ASSIGNED TASK: Word for word, repeat all the entries below, but without the pictures.

++++

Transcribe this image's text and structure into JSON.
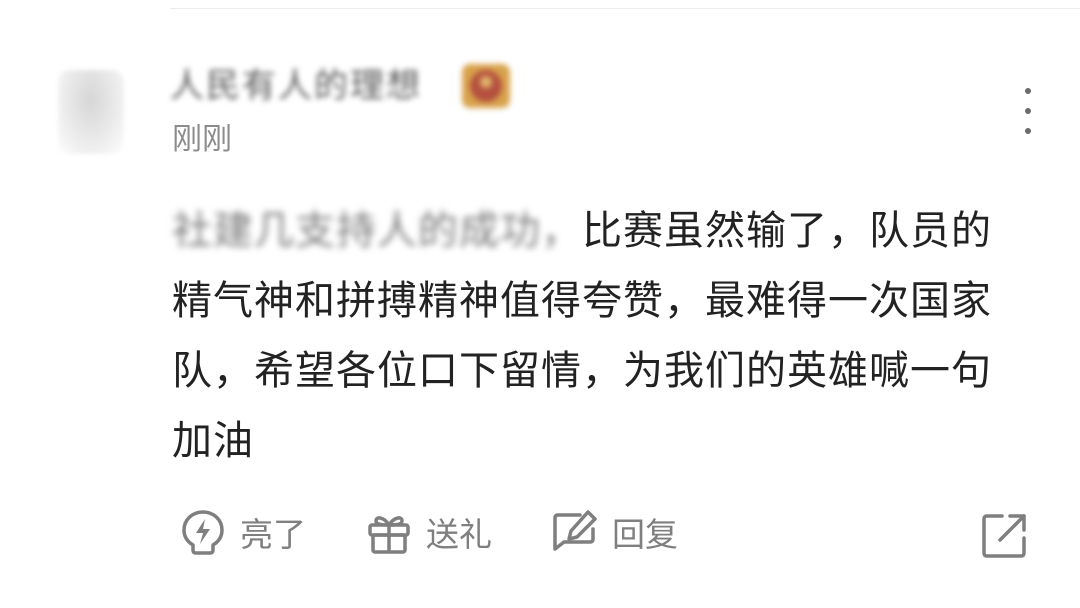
{
  "comment": {
    "author": {
      "name": "人民有人的理想",
      "badge_colors": [
        "#b4503f",
        "#d8a24b"
      ]
    },
    "timestamp": "刚刚",
    "mention": "社建几支持人的成功，",
    "text": "比赛虽然输了，队员的精气神和拼搏精神值得夸赞，最难得一次国家队，希望各位口下留情，为我们的英雄喊一句加油"
  },
  "actions": {
    "like_label": "亮了",
    "gift_label": "送礼",
    "reply_label": "回复"
  },
  "icons": {
    "like": "lightning-icon",
    "gift": "gift-icon",
    "reply": "edit-icon",
    "share": "share-icon",
    "more": "more-vertical-icon"
  },
  "colors": {
    "text": "#222222",
    "secondary_text": "#8c8c8c",
    "icon": "#7f7f7f"
  }
}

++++

EXERCISE SOLUTION:
Transcribe this image's text and structure into JSON.
{
  "comment": {
    "author": {
      "name": "人民有人的理想",
      "badge_colors": [
        "#b4503f",
        "#d8a24b"
      ]
    },
    "timestamp": "刚刚",
    "mention": "社建几支持人的成功，",
    "text": "比赛虽然输了，队员的精气神和拼搏精神值得夸赞，最难得一次国家队，希望各位口下留情，为我们的英雄喊一句加油"
  },
  "actions": {
    "like_label": "亮了",
    "gift_label": "送礼",
    "reply_label": "回复"
  },
  "icons": {
    "like": "lightning-icon",
    "gift": "gift-icon",
    "reply": "edit-icon",
    "share": "share-icon",
    "more": "more-vertical-icon"
  },
  "colors": {
    "text": "#222222",
    "secondary_text": "#8c8c8c",
    "icon": "#7f7f7f"
  }
}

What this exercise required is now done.